### Listed records
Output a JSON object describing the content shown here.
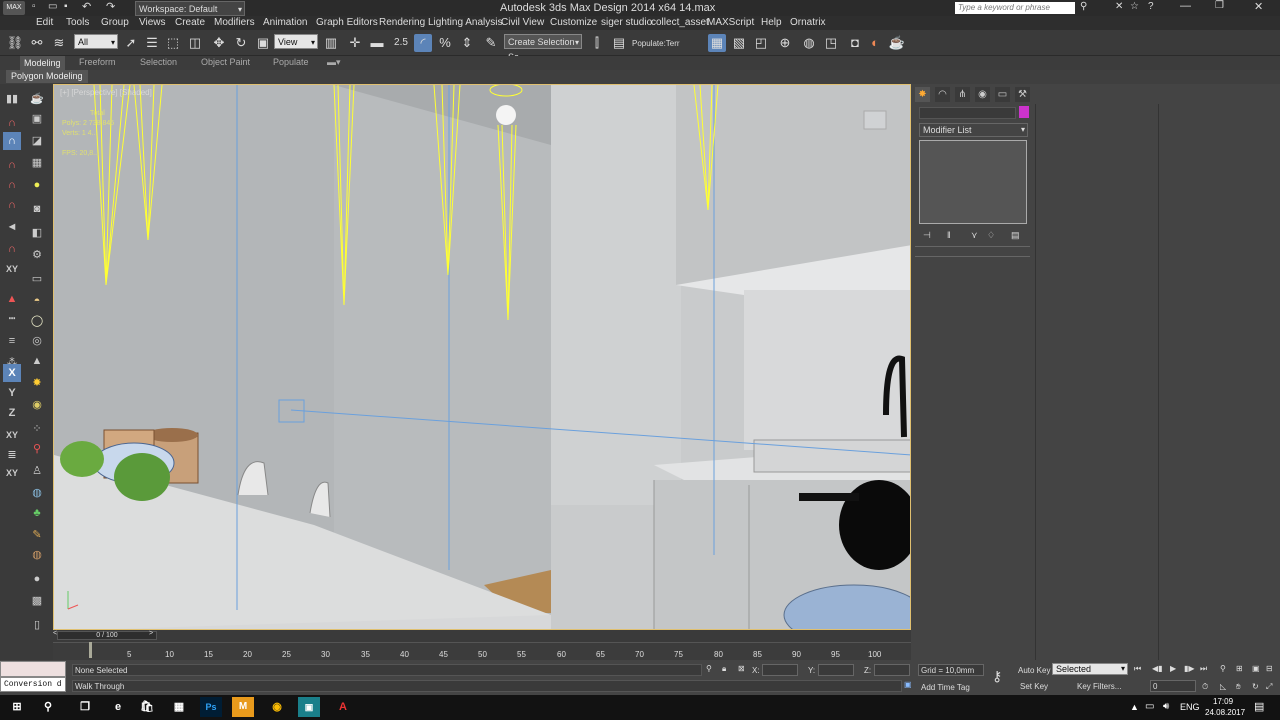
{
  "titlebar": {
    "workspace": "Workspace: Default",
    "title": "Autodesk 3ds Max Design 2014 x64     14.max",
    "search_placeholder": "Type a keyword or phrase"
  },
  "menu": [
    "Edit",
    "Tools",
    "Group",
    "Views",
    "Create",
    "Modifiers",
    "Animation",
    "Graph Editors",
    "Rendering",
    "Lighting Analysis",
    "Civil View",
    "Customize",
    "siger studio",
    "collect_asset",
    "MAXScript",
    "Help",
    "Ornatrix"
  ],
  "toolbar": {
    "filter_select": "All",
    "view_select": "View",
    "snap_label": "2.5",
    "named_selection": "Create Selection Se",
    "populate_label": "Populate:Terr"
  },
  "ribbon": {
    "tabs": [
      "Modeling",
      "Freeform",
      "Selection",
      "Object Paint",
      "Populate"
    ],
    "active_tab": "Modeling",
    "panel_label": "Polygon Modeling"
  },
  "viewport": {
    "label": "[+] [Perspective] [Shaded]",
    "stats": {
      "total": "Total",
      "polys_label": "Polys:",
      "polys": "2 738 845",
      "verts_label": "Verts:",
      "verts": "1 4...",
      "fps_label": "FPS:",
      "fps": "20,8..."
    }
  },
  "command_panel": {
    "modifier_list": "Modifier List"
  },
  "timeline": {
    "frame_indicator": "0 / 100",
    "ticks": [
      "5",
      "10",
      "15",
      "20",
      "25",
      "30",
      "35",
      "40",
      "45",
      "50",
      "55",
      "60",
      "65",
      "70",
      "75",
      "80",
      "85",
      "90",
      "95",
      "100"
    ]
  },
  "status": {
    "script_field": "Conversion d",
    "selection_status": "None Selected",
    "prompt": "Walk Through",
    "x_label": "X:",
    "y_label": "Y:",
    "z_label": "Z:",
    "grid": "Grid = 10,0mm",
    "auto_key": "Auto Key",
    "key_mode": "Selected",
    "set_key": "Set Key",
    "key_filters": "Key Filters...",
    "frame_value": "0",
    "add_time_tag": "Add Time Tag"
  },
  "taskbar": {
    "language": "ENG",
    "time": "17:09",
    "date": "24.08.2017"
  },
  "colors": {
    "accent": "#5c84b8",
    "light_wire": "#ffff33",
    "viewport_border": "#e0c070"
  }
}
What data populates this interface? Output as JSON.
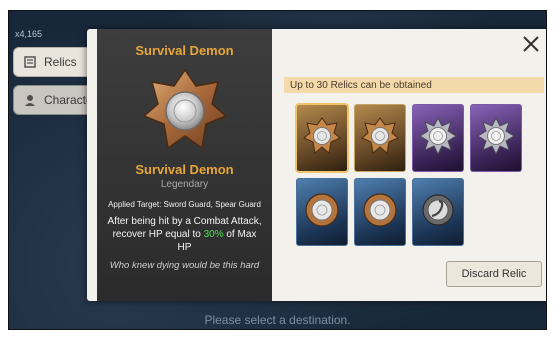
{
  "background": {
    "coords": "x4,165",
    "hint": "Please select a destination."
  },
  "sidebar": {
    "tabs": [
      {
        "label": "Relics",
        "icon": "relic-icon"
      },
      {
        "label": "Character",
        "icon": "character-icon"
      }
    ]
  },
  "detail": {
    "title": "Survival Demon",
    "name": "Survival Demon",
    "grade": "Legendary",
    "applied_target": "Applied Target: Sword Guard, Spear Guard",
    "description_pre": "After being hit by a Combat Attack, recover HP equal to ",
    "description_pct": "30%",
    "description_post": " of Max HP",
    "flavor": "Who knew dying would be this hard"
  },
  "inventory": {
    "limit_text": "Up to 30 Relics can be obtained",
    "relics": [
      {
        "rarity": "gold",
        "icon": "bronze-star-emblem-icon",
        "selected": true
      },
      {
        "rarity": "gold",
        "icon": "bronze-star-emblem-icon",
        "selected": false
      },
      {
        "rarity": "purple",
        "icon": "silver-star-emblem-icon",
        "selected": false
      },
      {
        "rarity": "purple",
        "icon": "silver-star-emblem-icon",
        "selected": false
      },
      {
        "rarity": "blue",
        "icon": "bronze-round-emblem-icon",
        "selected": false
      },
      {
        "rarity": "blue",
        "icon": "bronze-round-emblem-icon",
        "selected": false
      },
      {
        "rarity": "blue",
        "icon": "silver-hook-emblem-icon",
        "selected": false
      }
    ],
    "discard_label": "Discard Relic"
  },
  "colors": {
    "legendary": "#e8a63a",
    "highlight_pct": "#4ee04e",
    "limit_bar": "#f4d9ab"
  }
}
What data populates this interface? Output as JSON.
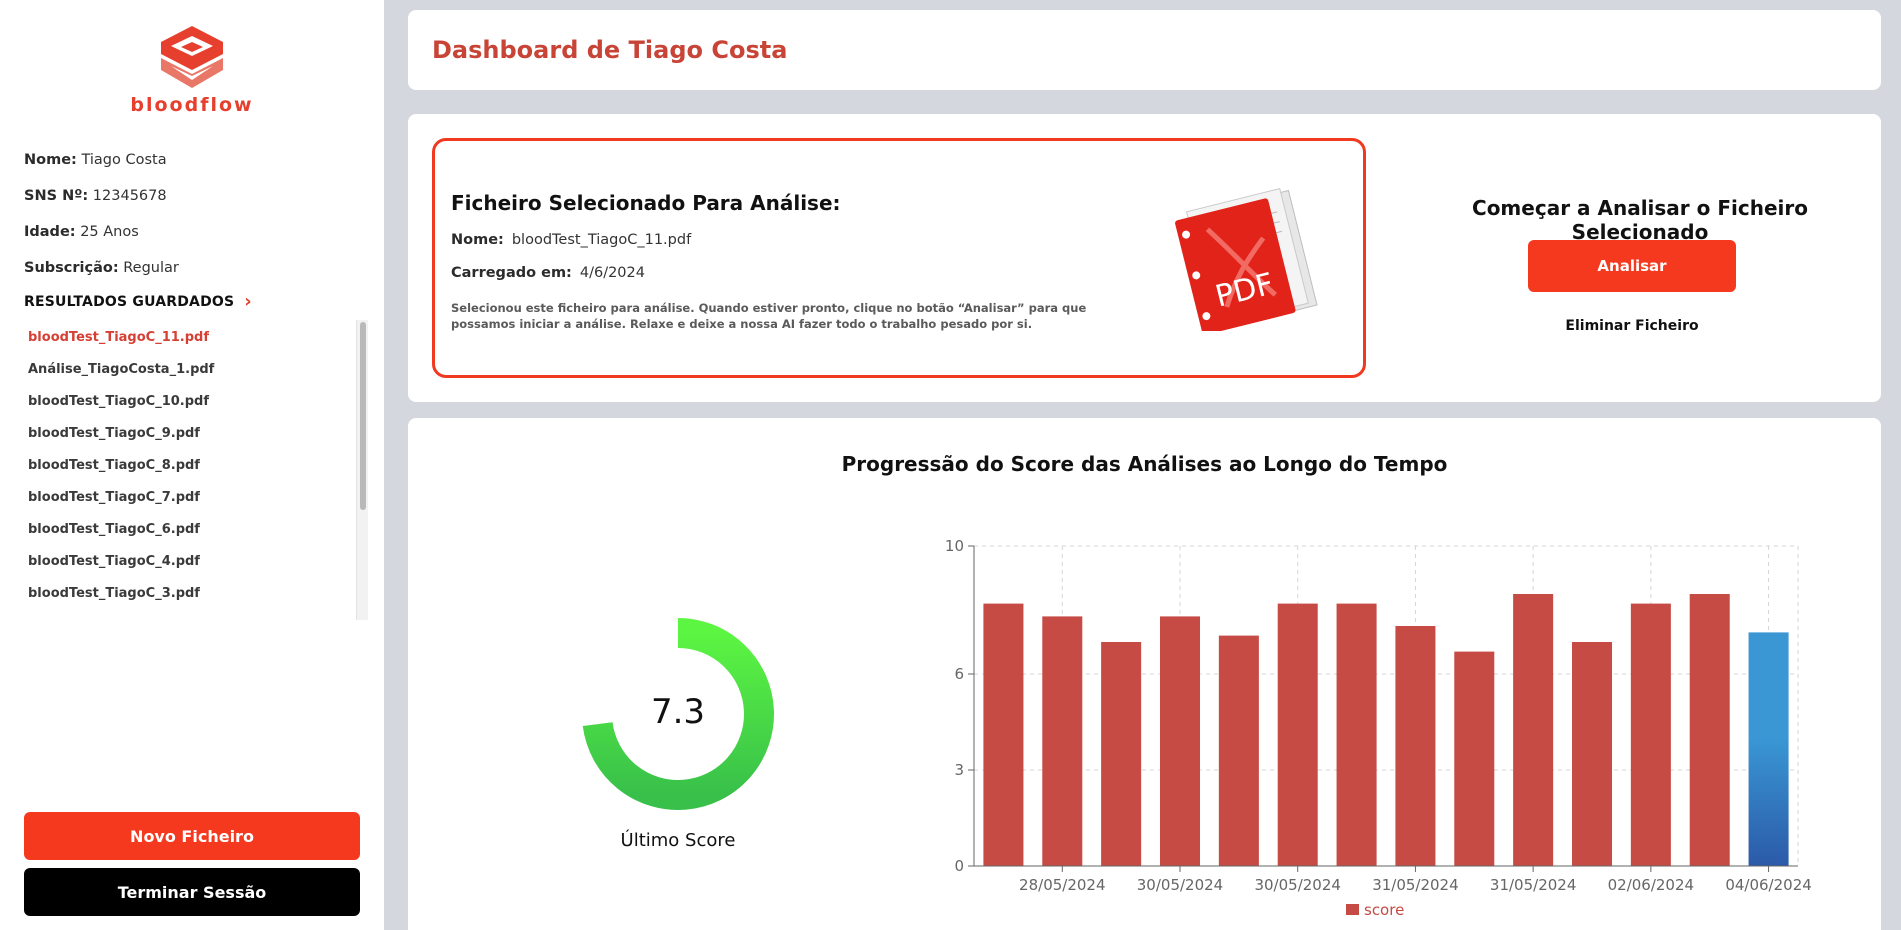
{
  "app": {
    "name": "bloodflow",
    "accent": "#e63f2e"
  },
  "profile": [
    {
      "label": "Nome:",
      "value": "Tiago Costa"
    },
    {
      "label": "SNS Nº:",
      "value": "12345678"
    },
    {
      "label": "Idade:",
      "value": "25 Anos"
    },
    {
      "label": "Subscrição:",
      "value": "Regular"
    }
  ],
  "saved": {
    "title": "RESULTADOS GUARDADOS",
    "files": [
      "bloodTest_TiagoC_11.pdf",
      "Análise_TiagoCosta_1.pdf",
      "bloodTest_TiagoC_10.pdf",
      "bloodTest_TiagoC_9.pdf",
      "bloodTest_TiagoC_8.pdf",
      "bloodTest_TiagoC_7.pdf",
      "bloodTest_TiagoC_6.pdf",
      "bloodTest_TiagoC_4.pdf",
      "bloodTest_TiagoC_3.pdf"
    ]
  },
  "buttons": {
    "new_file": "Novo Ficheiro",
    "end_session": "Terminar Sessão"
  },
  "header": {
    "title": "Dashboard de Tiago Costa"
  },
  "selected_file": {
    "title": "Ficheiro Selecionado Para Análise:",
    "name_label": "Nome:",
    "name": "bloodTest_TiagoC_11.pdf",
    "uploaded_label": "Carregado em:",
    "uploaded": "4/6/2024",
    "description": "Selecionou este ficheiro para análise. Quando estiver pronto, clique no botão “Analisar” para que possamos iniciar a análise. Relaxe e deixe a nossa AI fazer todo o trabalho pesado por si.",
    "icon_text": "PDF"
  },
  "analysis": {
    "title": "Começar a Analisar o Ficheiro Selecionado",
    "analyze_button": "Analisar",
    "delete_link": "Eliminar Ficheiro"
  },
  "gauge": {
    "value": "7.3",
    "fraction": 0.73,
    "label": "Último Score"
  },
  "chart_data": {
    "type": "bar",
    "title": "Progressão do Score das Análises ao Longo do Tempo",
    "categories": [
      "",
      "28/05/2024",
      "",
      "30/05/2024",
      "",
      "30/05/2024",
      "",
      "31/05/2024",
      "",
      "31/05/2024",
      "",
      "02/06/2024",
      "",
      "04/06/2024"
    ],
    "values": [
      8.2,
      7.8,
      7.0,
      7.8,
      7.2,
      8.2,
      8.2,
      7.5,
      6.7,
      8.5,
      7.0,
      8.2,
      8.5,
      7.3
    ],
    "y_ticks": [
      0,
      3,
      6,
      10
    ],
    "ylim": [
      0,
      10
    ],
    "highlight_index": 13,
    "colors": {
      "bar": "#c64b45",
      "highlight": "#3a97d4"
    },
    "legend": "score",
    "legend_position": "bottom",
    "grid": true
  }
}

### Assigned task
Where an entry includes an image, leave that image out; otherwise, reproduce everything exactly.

### Completed task
Output a JSON object describing the content shown here.
{
  "titlebar": {
    "workspace": "Workspace: Default",
    "title": "Autodesk 3ds Max Design 2014 x64     14.max",
    "search_placeholder": "Type a keyword or phrase"
  },
  "menu": [
    "Edit",
    "Tools",
    "Group",
    "Views",
    "Create",
    "Modifiers",
    "Animation",
    "Graph Editors",
    "Rendering",
    "Lighting Analysis",
    "Civil View",
    "Customize",
    "siger studio",
    "collect_asset",
    "MAXScript",
    "Help",
    "Ornatrix"
  ],
  "toolbar": {
    "filter_select": "All",
    "view_select": "View",
    "snap_label": "2.5",
    "named_selection": "Create Selection Se",
    "populate_label": "Populate:Terr"
  },
  "ribbon": {
    "tabs": [
      "Modeling",
      "Freeform",
      "Selection",
      "Object Paint",
      "Populate"
    ],
    "active_tab": "Modeling",
    "panel_label": "Polygon Modeling"
  },
  "viewport": {
    "label": "[+] [Perspective] [Shaded]",
    "stats": {
      "total": "Total",
      "polys_label": "Polys:",
      "polys": "2 738 845",
      "verts_label": "Verts:",
      "verts": "1 4...",
      "fps_label": "FPS:",
      "fps": "20,8..."
    }
  },
  "command_panel": {
    "modifier_list": "Modifier List"
  },
  "timeline": {
    "frame_indicator": "0 / 100",
    "ticks": [
      "5",
      "10",
      "15",
      "20",
      "25",
      "30",
      "35",
      "40",
      "45",
      "50",
      "55",
      "60",
      "65",
      "70",
      "75",
      "80",
      "85",
      "90",
      "95",
      "100"
    ]
  },
  "status": {
    "script_field": "Conversion d",
    "selection_status": "None Selected",
    "prompt": "Walk Through",
    "x_label": "X:",
    "y_label": "Y:",
    "z_label": "Z:",
    "grid": "Grid = 10,0mm",
    "auto_key": "Auto Key",
    "key_mode": "Selected",
    "set_key": "Set Key",
    "key_filters": "Key Filters...",
    "frame_value": "0",
    "add_time_tag": "Add Time Tag"
  },
  "taskbar": {
    "language": "ENG",
    "time": "17:09",
    "date": "24.08.2017"
  },
  "colors": {
    "accent": "#5c84b8",
    "light_wire": "#ffff33",
    "viewport_border": "#e0c070"
  }
}
What data populates this interface? Output as JSON.
{
  "background": {
    "coords": "x4,165",
    "hint": "Please select a destination."
  },
  "sidebar": {
    "tabs": [
      {
        "label": "Relics",
        "icon": "relic-icon"
      },
      {
        "label": "Character",
        "icon": "character-icon"
      }
    ]
  },
  "detail": {
    "title": "Survival Demon",
    "name": "Survival Demon",
    "grade": "Legendary",
    "applied_target": "Applied Target: Sword Guard, Spear Guard",
    "description_pre": "After being hit by a Combat Attack, recover HP equal to ",
    "description_pct": "30%",
    "description_post": " of Max HP",
    "flavor": "Who knew dying would be this hard"
  },
  "inventory": {
    "limit_text": "Up to 30 Relics can be obtained",
    "relics": [
      {
        "rarity": "gold",
        "icon": "bronze-star-emblem-icon",
        "selected": true
      },
      {
        "rarity": "gold",
        "icon": "bronze-star-emblem-icon",
        "selected": false
      },
      {
        "rarity": "purple",
        "icon": "silver-star-emblem-icon",
        "selected": false
      },
      {
        "rarity": "purple",
        "icon": "silver-star-emblem-icon",
        "selected": false
      },
      {
        "rarity": "blue",
        "icon": "bronze-round-emblem-icon",
        "selected": false
      },
      {
        "rarity": "blue",
        "icon": "bronze-round-emblem-icon",
        "selected": false
      },
      {
        "rarity": "blue",
        "icon": "silver-hook-emblem-icon",
        "selected": false
      }
    ],
    "discard_label": "Discard Relic"
  },
  "colors": {
    "legendary": "#e8a63a",
    "highlight_pct": "#4ee04e",
    "limit_bar": "#f4d9ab"
  }
}
What data populates this interface? Output as JSON.
{
  "app": {
    "name": "bloodflow",
    "accent": "#e63f2e"
  },
  "profile": [
    {
      "label": "Nome:",
      "value": "Tiago Costa"
    },
    {
      "label": "SNS Nº:",
      "value": "12345678"
    },
    {
      "label": "Idade:",
      "value": "25 Anos"
    },
    {
      "label": "Subscrição:",
      "value": "Regular"
    }
  ],
  "saved": {
    "title": "RESULTADOS GUARDADOS",
    "files": [
      "bloodTest_TiagoC_11.pdf",
      "Análise_TiagoCosta_1.pdf",
      "bloodTest_TiagoC_10.pdf",
      "bloodTest_TiagoC_9.pdf",
      "bloodTest_TiagoC_8.pdf",
      "bloodTest_TiagoC_7.pdf",
      "bloodTest_TiagoC_6.pdf",
      "bloodTest_TiagoC_4.pdf",
      "bloodTest_TiagoC_3.pdf"
    ]
  },
  "buttons": {
    "new_file": "Novo Ficheiro",
    "end_session": "Terminar Sessão"
  },
  "header": {
    "title": "Dashboard de Tiago Costa"
  },
  "selected_file": {
    "title": "Ficheiro Selecionado Para Análise:",
    "name_label": "Nome:",
    "name": "bloodTest_TiagoC_11.pdf",
    "uploaded_label": "Carregado em:",
    "uploaded": "4/6/2024",
    "description": "Selecionou este ficheiro para análise. Quando estiver pronto, clique no botão “Analisar” para que possamos iniciar a análise. Relaxe e deixe a nossa AI fazer todo o trabalho pesado por si.",
    "icon_text": "PDF"
  },
  "analysis": {
    "title": "Começar a Analisar o Ficheiro Selecionado",
    "analyze_button": "Analisar",
    "delete_link": "Eliminar Ficheiro"
  },
  "gauge": {
    "value": "7.3",
    "fraction": 0.73,
    "label": "Último Score"
  },
  "chart_data": {
    "type": "bar",
    "title": "Progressão do Score das Análises ao Longo do Tempo",
    "categories": [
      "",
      "28/05/2024",
      "",
      "30/05/2024",
      "",
      "30/05/2024",
      "",
      "31/05/2024",
      "",
      "31/05/2024",
      "",
      "02/06/2024",
      "",
      "04/06/2024"
    ],
    "values": [
      8.2,
      7.8,
      7.0,
      7.8,
      7.2,
      8.2,
      8.2,
      7.5,
      6.7,
      8.5,
      7.0,
      8.2,
      8.5,
      7.3
    ],
    "y_ticks": [
      0,
      3,
      6,
      10
    ],
    "ylim": [
      0,
      10
    ],
    "highlight_index": 13,
    "colors": {
      "bar": "#c64b45",
      "highlight": "#3a97d4"
    },
    "legend": "score",
    "legend_position": "bottom",
    "grid": true
  }
}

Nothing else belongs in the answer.